The GLP-1 agonist albiglutide was added to the regimen of patients already on metformin and glimepiride…
An international team of researchers investigated the efficacy and tolerability of albiglutide, a weekly glucagon-like peptide-1 receptor (GLP-1) agonist, when added to metformin and glimepiride in a triple therapy regimen in people with type 2 diabetes mellitus.
This was a 156-week, randomized, double-blind, parallel-group, multicenter study. Adult participants (n = 685) were randomly assigned to albiglutide (30 mg/week), pioglitazone (30 mg/day) or placebo. If needed, blinded uptitration of albiglutide (to 50 mg/week) and pioglitazone (to 45 mg/day) was allowed. The participant’s current dose of metformin (>1500 mg/day) was maintained throughout. The glimepiride dose (4 mg/day), standardized before randomization, could be decreased if persistent hypoglycemia occurred.

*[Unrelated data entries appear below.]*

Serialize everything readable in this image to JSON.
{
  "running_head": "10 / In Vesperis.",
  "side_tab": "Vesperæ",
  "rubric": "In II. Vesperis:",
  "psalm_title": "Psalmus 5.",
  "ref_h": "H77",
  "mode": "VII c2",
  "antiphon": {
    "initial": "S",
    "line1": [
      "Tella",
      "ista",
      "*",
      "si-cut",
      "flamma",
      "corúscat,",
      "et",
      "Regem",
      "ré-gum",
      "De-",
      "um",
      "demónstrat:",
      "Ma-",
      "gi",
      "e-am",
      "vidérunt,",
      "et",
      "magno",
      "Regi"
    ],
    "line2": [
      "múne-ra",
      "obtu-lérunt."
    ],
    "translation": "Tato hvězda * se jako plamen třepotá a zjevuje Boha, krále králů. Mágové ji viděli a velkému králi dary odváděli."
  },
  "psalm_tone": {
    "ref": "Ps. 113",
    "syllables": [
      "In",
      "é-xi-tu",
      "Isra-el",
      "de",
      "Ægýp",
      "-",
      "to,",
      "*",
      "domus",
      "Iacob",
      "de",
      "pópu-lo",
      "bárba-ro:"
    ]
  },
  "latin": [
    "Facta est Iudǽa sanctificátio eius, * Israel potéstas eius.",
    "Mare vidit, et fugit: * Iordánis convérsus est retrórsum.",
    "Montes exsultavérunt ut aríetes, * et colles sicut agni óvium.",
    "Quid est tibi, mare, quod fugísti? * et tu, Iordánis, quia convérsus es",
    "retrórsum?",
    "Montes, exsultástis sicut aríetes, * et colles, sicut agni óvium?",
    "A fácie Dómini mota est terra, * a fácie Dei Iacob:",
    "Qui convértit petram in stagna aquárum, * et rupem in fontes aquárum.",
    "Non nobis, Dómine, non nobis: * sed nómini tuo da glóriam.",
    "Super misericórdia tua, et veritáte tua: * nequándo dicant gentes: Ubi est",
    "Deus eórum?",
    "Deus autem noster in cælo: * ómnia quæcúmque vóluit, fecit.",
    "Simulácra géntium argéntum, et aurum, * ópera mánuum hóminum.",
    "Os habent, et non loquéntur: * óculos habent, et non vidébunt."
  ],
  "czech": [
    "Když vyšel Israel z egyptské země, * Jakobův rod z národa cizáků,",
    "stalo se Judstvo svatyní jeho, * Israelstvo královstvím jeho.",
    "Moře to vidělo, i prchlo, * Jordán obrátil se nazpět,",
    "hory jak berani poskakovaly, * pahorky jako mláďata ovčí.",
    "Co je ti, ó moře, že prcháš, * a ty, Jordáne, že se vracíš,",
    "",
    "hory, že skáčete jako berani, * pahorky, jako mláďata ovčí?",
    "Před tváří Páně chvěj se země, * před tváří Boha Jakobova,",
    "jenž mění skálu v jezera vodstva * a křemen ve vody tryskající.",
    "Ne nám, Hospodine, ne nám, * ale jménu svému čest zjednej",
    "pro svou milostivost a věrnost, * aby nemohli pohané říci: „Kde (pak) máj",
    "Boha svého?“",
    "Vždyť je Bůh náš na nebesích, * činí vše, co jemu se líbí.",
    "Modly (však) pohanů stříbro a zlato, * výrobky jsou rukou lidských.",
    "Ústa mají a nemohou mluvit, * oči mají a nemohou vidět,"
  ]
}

The week 52 model-adjusted difference in change of glycated hemoglobin (primary endpoint) for albiglutide versus placebo was -0.87 [95% confidence interval (CI) -1.07, -0.68]%-units (p < 0.001), and for albiglutide versus pioglitazone it was 0.25 (95% CI 0.10, 0.40)%-units; therefore, not non-inferior. In the albiglutide group only, fasting plasma glucose reduced rapidly in the first 2 weeks. Confirmed hypoglycemia occurred in 14% of participants on albiglutide, 25% on pioglitazone and 14% on placebo. The mean (± standard error) weight change was -0.42 (±0.2) kg with albiglutide, +4.4 (±0.2) kg (p < 0.001) with pioglitazone, and -0.40 (±0.4) kg with placebo and serious adverse events occurred in 6.3, 9.0 and 6.1% of participants in the respective groups. Injection site reactions occurred in 13% of participants on albiglutide and resulted in treatment discontinuation for four participants (1.4%).
The researchers concluded that albiglutide as part of triple therapy provided effective glucose-lowering and was generally well-tolerated.
- In this double-blind, randomized study, researchers followed 685 adults taking metformin and glimepiride at baseline. Albiglutide, pioglitazone, or placebo was added to their regimen. After 1 year, the model-adjusted difference in HbA1c for albiglutide vs placebo was −0.87 (P < .001). In the albiglutide group only, fasting plasma glucose reduced rapidly in the first 2 weeks. Confirmed hypoglycemia occurred in 14% with albiglutide, 25% with pioglitazone, and 14% with placebo.
- As a part of triple therapy, albiglutide was effective and well-tolerated.
Efficacy and Tolerability of Albiglutide Versus Placebo or Pioglitazone Over 1 Year in People With Type 2 Diabetes Currently Taking Metformin and Glimepiride: HARMONY 5 Diabetes Obes Metab 2014 Dec 10;[EPub Ahead of Print], PD Home